» YOUR OBJECTIVE
An answer that reproduces all the entries exactly is what is needed.

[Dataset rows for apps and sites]
━━━━━━
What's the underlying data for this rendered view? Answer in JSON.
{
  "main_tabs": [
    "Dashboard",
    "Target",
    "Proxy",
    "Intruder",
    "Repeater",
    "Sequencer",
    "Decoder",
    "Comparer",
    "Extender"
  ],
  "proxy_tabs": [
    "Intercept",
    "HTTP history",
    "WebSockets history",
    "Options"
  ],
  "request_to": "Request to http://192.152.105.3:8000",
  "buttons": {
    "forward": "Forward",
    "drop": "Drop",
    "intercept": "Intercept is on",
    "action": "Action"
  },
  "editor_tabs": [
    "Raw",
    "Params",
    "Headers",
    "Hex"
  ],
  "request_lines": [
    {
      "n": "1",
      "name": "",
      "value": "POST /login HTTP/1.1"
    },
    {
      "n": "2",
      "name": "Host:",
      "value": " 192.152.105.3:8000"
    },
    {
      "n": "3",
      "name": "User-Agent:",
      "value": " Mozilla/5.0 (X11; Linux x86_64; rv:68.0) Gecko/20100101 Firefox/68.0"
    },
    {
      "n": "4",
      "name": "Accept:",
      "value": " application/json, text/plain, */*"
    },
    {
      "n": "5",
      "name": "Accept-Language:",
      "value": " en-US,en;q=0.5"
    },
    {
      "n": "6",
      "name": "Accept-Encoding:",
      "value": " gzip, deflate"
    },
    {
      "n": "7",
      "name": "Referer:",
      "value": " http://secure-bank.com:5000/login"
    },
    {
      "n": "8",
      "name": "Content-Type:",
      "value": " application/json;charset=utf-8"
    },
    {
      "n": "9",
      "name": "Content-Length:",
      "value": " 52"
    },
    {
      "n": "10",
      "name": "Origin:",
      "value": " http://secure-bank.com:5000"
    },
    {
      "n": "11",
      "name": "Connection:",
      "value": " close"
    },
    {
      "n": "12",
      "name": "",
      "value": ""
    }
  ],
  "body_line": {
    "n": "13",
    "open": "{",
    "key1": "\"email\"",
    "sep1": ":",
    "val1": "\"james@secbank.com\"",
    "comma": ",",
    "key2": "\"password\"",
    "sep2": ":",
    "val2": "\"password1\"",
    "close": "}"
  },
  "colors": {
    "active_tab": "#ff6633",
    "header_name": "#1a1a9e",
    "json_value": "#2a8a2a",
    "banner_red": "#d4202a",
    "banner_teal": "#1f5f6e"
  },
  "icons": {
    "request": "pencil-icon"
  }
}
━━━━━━
» ANSWER SECTION
What's the underlying data for this rendered view? Answer in JSON.
{
  "main_tabs": [
    "Dashboard",
    "Target",
    "Proxy",
    "Intruder",
    "Repeater",
    "Sequencer",
    "Decoder",
    "Comparer",
    "Extender"
  ],
  "proxy_tabs": [
    "Intercept",
    "HTTP history",
    "WebSockets history",
    "Options"
  ],
  "request_to": "Request to http://192.152.105.3:8000",
  "buttons": {
    "forward": "Forward",
    "drop": "Drop",
    "intercept": "Intercept is on",
    "action": "Action"
  },
  "editor_tabs": [
    "Raw",
    "Params",
    "Headers",
    "Hex"
  ],
  "request_lines": [
    {
      "n": "1",
      "name": "",
      "value": "POST /login HTTP/1.1"
    },
    {
      "n": "2",
      "name": "Host:",
      "value": " 192.152.105.3:8000"
    },
    {
      "n": "3",
      "name": "User-Agent:",
      "value": " Mozilla/5.0 (X11; Linux x86_64; rv:68.0) Gecko/20100101 Firefox/68.0"
    },
    {
      "n": "4",
      "name": "Accept:",
      "value": " application/json, text/plain, */*"
    },
    {
      "n": "5",
      "name": "Accept-Language:",
      "value": " en-US,en;q=0.5"
    },
    {
      "n": "6",
      "name": "Accept-Encoding:",
      "value": " gzip, deflate"
    },
    {
      "n": "7",
      "name": "Referer:",
      "value": " http://secure-bank.com:5000/login"
    },
    {
      "n": "8",
      "name": "Content-Type:",
      "value": " application/json;charset=utf-8"
    },
    {
      "n": "9",
      "name": "Content-Length:",
      "value": " 52"
    },
    {
      "n": "10",
      "name": "Origin:",
      "value": " http://secure-bank.com:5000"
    },
    {
      "n": "11",
      "name": "Connection:",
      "value": " close"
    },
    {
      "n": "12",
      "name": "",
      "value": ""
    }
  ],
  "body_line": {
    "n": "13",
    "open": "{",
    "key1": "\"email\"",
    "sep1": ":",
    "val1": "\"james@secbank.com\"",
    "comma": ",",
    "key2": "\"password\"",
    "sep2": ":",
    "val2": "\"password1\"",
    "close": "}"
  },
  "colors": {
    "active_tab": "#ff6633",
    "header_name": "#1a1a9e",
    "json_value": "#2a8a2a",
    "banner_red": "#d4202a",
    "banner_teal": "#1f5f6e"
  },
  "icons": {
    "request": "pencil-icon"
  }
}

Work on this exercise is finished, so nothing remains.